  6. A sixth grade education or a work history sufficient to exclude mental retardation.
  7. 50 years of age or older.
  8. Medically acceptable for experimental drugs as confirmed by physical evaluation and laboratory tests.
  9. Modified Hachinski Scale score of 4 or less.

Exclusion Criteria

  1. Neurological diagnoses other than AD which affect cognitive function. These include Parkinson?s Disease, tumors, hydrocephalus, history of significant trauma, and seizure disorder).
  2. A diagnosis of delirium by the Confusion Assessment Method (CAM, Inouye et al., 1990).
  3. A diagnosis of dementia related to infection with human immunodeficiency virus (HIV) or amnestic disorder, as defined by DSM-IV.
  4. Known hypersensitivity to risperidone or gabapentin.
  5. Alcohol or drug abuse within the past year.
  6. Serious, unstable medical illnesses (e.g., unstable angina, poorly controlled diabetes mellitus, labile hypertension)
  7. Any medical problem that would cause or exacerbate agitated behaviors (including unstable thyroid dysfunction, electrolyte disturbances, urinary tract infection, fecal impaction, respiratory disease complicated by hypoxia or hypercapnia, etc.)
  8. Any psychotropic medications or other medications which may cause or exacerbate agitated behavior. Patients taking these medications may participate in the study if the drugs can be successfully discontinued during the washout period and the remainder of the study, and if after discontinuation they still meet inclusion criteria for the investigation. Excluded medications include: antipsychotics; antidepressants; anxiolytics; CNS stimulants; anti convulsants; and sedative hypnotics.
  9. Significantly abnormal laboratory findings.
  10. Significantly abnormal EKG findings.
  11. Conditions such as blindness, deafness, or other disability that may prevent the patient from participating in the study.
  12. Current participation in any other investigational drug study or treatment.
  Contacts and Locations
Choosing to participate in a study is an important personal decision. Talk with your doctor and family members or friends about deciding to join a study. To learn more about this study, you or your doctor may contact the study research staff using the Contacts provided below. For general information, see Learn About Clinical Studies.

Please refer to this study by its identifier: NCT00018291

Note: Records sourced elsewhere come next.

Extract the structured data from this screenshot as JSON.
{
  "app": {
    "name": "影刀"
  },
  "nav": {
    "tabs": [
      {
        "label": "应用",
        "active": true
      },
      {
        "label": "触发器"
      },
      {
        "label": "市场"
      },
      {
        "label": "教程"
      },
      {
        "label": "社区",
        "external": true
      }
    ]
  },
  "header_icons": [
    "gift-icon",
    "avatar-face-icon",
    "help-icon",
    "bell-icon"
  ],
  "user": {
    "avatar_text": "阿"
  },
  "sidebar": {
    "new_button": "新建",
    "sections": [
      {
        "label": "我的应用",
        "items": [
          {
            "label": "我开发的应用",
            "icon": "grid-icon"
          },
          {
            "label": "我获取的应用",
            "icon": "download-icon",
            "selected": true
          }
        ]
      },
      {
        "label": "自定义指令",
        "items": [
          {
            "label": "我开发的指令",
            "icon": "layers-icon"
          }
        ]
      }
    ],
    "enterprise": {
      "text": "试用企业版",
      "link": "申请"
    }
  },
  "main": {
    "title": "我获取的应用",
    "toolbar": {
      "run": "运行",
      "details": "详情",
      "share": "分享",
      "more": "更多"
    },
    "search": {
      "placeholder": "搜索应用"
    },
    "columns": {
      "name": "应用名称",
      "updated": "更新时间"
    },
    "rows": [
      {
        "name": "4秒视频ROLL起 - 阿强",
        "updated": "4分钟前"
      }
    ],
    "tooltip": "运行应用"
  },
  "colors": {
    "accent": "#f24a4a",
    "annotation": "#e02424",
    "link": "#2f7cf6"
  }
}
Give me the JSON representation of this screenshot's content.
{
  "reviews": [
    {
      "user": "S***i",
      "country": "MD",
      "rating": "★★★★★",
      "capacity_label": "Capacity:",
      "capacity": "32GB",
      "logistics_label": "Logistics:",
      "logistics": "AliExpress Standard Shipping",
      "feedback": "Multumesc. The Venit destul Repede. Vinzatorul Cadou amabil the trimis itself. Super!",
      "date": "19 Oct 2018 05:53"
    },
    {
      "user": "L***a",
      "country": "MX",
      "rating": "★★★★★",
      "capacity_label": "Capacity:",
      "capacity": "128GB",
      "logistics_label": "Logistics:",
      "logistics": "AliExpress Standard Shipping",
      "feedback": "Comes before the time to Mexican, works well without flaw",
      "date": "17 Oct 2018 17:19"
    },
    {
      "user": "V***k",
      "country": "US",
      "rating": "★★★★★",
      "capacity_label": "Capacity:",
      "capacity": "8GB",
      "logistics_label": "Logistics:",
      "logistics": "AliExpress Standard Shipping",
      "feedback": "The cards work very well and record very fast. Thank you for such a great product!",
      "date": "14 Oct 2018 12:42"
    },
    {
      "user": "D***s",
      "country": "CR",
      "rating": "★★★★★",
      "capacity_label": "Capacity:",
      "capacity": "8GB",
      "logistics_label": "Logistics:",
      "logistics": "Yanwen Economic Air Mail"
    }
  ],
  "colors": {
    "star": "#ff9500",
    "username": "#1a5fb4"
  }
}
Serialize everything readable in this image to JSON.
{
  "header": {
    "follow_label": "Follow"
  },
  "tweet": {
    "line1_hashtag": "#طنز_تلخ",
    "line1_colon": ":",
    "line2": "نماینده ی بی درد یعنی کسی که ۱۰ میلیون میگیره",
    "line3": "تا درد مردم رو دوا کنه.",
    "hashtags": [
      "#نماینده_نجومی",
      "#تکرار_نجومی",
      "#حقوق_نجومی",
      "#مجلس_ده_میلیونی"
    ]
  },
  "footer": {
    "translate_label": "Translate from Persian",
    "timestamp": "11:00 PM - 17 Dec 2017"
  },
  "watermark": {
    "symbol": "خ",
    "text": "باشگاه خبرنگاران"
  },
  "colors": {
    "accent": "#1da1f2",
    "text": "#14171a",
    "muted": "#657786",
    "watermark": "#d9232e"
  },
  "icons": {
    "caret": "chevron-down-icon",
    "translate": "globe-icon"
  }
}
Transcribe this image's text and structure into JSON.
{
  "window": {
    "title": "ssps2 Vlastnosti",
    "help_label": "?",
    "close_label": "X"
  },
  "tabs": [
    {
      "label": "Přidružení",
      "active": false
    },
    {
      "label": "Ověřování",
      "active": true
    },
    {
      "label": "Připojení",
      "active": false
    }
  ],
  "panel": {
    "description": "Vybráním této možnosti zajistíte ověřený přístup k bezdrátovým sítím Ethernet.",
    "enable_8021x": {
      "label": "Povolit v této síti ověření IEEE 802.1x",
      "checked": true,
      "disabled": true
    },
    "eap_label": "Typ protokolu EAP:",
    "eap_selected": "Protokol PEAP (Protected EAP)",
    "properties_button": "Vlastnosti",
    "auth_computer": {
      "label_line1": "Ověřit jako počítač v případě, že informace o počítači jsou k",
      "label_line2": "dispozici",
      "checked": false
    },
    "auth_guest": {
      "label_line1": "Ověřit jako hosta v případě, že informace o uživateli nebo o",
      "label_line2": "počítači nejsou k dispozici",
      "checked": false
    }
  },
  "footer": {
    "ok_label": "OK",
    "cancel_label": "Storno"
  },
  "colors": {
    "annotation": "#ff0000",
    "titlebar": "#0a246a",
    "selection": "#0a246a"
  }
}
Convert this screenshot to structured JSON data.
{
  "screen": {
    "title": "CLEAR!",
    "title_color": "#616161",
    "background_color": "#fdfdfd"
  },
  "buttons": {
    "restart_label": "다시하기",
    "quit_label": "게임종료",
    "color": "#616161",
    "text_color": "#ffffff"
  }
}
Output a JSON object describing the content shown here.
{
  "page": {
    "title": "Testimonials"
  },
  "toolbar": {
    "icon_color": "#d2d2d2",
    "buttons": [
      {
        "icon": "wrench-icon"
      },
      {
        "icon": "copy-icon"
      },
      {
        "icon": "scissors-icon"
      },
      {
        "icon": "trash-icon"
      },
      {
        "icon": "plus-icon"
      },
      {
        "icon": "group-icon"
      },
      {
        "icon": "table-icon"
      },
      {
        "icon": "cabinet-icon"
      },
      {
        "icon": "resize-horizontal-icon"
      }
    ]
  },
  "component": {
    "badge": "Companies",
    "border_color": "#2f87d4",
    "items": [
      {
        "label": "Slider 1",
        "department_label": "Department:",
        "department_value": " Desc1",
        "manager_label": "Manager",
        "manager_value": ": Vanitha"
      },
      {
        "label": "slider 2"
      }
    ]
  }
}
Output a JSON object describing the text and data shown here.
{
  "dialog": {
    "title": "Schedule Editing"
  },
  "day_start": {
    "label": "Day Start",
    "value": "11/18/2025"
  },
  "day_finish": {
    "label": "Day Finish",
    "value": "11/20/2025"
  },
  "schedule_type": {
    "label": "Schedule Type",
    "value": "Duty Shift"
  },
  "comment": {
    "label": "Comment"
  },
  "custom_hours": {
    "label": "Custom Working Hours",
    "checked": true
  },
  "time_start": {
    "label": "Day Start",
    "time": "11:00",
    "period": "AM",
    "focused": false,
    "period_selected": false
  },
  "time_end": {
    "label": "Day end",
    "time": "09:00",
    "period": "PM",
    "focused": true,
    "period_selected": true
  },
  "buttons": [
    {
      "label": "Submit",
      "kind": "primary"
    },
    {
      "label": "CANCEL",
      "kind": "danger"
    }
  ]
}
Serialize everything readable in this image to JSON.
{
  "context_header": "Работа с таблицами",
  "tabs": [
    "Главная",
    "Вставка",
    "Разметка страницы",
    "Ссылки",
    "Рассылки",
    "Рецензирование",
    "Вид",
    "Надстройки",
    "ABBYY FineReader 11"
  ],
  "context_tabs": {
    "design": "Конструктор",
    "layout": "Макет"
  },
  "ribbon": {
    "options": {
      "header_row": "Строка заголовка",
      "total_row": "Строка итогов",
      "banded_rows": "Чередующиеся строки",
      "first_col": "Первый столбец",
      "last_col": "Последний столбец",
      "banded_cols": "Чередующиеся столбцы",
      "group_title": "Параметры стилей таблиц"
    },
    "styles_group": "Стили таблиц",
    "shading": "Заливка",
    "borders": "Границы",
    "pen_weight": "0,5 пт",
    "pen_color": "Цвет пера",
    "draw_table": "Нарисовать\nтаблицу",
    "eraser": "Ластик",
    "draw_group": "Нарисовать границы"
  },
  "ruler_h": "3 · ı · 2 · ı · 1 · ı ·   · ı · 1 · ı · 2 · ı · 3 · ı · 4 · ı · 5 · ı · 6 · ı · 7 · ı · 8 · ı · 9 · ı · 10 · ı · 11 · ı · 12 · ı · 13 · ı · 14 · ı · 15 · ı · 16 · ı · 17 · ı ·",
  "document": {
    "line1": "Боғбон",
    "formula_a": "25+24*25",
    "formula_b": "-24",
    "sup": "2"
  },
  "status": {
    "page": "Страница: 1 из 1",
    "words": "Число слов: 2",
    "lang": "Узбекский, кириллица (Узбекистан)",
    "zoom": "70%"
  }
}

United States, California
Palo Alto VA Health Care System
Menlo Park, California, United States, 94025
Sponsors and Collaborators
VA Office of Research and Development
  More Information Identifier: NCT00018291     History of Changes
Other Study ID Numbers: AGCG-005-00S
Study First Received: July 3, 2001
Last Updated: January 20, 2009

Keywords provided by VA Office of Research and Development:
Agitated Behavior
Behavioral disturbance

Additional relevant MeSH terms:
Alzheimer Disease
Brain Diseases
Central Nervous System Diseases
Nervous System Diseases
Neurodegenerative Diseases
Neurocognitive Disorders
Mental Disorders
Sensory System Agents
Peripheral Nervous System Agents
Physiological Effects of Drugs
Antiparkinson Agents
Anti-Dyskinesia Agents
Calcium Channel Blockers
Membrane Transport Modulators
Molecular Mechanisms of Pharmacological Action
Anti-Anxiety Agents
Tranquilizing Agents
Central Nervous System Depressants
Psychotropic Drugs
Excitatory Amino Acid Antagonists
Excitatory Amino Acid Agents
Neurotransmitter Agents
Antimanic Agents
Serotonin Antagonists processed this record on April 28, 2017